TASK BRIEF =
Look for "cantidad" in each line of the entries, and return the matching lines.

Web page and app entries
####################

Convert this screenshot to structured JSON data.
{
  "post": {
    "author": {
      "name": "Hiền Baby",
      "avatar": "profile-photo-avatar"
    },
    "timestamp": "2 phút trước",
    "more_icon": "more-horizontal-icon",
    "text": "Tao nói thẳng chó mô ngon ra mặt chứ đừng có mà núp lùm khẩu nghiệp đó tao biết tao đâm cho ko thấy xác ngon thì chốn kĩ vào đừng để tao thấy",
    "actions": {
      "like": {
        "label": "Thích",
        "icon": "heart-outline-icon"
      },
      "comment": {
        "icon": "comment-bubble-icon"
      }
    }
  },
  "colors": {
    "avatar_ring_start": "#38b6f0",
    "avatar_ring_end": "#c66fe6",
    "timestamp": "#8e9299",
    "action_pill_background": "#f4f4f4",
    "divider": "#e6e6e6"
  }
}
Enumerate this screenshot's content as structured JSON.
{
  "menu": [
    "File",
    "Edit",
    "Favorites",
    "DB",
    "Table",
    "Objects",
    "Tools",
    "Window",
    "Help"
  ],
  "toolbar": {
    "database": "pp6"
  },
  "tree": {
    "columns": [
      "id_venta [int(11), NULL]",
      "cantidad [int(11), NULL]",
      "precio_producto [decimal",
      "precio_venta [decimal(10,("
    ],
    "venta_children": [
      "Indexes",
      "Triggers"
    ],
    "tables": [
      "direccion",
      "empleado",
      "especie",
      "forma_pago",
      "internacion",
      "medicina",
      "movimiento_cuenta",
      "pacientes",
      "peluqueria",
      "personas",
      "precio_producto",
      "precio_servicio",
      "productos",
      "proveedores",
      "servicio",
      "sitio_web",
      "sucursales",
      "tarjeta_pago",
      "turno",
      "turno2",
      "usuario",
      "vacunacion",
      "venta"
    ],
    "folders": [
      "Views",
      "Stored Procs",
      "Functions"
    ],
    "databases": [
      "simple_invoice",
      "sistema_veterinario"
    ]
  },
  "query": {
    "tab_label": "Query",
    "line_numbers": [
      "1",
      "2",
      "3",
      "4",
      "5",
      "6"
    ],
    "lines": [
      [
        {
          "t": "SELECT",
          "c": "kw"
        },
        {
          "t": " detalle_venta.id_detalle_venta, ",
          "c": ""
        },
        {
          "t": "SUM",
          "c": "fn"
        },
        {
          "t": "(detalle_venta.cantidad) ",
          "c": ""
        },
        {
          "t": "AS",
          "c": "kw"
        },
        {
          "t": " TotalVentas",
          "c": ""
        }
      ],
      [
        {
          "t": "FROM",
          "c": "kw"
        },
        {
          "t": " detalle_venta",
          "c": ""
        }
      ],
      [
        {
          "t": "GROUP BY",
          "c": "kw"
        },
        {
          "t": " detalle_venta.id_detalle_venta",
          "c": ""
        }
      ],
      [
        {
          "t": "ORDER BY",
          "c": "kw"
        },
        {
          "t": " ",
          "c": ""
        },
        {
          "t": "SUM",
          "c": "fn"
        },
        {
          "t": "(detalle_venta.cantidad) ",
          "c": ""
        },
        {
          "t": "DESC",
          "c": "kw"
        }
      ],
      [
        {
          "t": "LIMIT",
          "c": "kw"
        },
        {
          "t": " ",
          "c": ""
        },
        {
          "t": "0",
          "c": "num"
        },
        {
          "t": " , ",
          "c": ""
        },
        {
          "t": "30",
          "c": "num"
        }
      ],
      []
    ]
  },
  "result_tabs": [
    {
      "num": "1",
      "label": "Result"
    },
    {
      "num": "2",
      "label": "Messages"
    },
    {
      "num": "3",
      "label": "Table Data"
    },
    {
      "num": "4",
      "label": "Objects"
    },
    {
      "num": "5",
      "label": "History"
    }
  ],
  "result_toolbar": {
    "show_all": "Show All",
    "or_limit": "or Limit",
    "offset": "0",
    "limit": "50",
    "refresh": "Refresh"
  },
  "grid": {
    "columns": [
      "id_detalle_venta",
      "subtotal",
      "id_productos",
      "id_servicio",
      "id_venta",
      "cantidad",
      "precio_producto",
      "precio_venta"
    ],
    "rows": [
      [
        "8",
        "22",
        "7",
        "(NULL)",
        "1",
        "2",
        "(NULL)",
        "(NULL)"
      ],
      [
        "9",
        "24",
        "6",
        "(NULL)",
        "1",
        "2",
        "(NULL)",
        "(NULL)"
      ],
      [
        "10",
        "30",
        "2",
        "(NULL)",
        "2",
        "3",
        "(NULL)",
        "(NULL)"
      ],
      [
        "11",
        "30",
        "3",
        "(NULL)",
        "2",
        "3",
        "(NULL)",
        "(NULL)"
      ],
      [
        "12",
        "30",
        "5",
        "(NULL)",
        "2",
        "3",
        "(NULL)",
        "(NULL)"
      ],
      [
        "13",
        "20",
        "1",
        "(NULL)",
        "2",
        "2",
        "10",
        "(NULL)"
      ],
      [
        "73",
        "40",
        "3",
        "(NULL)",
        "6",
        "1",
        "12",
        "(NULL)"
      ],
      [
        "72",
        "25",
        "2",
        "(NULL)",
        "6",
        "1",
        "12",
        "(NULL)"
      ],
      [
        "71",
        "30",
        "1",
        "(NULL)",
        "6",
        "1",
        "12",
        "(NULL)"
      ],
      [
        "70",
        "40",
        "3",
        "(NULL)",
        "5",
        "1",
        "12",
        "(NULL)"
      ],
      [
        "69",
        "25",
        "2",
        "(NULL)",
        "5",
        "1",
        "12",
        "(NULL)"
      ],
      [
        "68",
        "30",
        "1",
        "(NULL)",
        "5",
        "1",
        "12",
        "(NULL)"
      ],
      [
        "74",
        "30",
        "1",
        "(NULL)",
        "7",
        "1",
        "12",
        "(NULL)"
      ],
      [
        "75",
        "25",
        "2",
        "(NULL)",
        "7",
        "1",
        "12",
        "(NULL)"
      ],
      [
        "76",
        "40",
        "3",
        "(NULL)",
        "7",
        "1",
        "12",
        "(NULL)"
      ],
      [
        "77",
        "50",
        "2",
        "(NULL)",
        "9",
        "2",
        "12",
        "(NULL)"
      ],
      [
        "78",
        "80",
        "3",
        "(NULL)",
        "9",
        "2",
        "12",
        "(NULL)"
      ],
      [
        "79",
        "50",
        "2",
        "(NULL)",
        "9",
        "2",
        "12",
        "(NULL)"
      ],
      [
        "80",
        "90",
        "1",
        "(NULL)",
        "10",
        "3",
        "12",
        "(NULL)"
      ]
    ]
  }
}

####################

ANSWER SPACE =
      "cantidad [int(11), NULL]",
          "t": "(detalle_venta.cantidad) ",
          "t": "(detalle_venta.cantidad) ",
      "cantidad",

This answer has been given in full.